I haven't drank pop of any kind in years, but in this hot, dry place, a bottle of Fanta Orange, or even better an African soda called Mirinda, (Fruité, a grape like flavour, is my favourite), is a godsend. When you are sitting at a computer desk in the developed world, sugar water just seems like a way to fatten a herd of pixel-pushing cattle. But after a 15km trek through the Ugandan bush in 45degree heat it seems like one of mankinds great inventions. In fact I have seen remote places where the only electricity in use for miles is a solar panel hooked up to a fridge filled with Mountain Dew (MD btw, is a bit of a novelty here, apparently it's a new product and people take their time to savour their first few sips and then proceed to tell you very seriously what they think). Much socializing, what we call 'having drinks', takes place over pop. In a hot country where many people are religious and don't drink alcohol, pop has a different meaning and takes on a more elevated importance.
So pop, or 'soda' as it's known here, is serious business. However, more serious is the bottles. You see, Uganda imports all it's bottles and then bottles the pop here. Given the sorry state of transport, that means that a premium is placed on bottle recycling. Despite the ground being covered with garbage in many places, I've yet to see a single broken bottle anywhere. Indeed, judging by the bands of white scratches around the middle of a soda bottle, every one has been washed and refilled many many times.
Now the point: this means that the bottle is worth much more than the contents. It costs 400-600ugx (shillings) for a Mirinda, but the deposit for the bottle is often 1000ugx or more. Sometimes a small vendor, who is responsible to return every single bottle that is delivered to them, will not sell you a pop, at any price, without you first giving them empties to replace the full ones you are taking. This can put one in a strange chicken-and-egg position. A vendor will regularly request that you drink the soda right where you bought it, or suspiciously inquire how they can trust you to bring back a bottle. Taking two bottles home might cost 1200ugx for the contents and 2-3000ugx deposit, a lot of money for some.

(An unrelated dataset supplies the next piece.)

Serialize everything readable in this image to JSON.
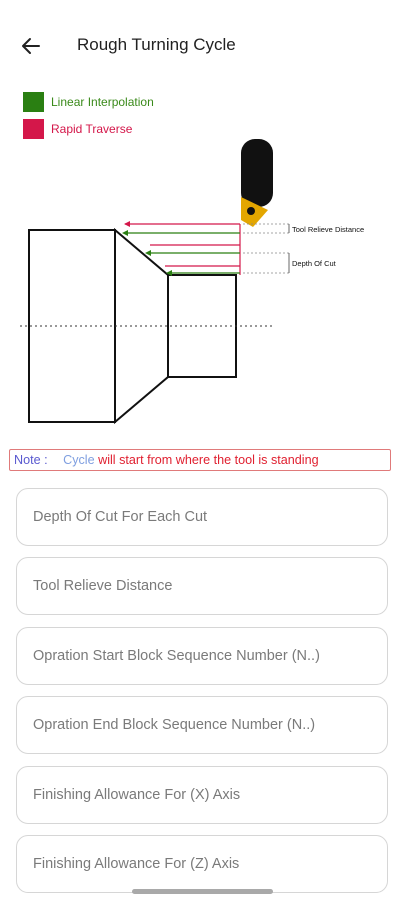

So, if you find yourself being served soda in a mud- hut in a refugee camp, as I did yesterday, be careful with the bottle. The empties alone are worth more than a weeks worth of food.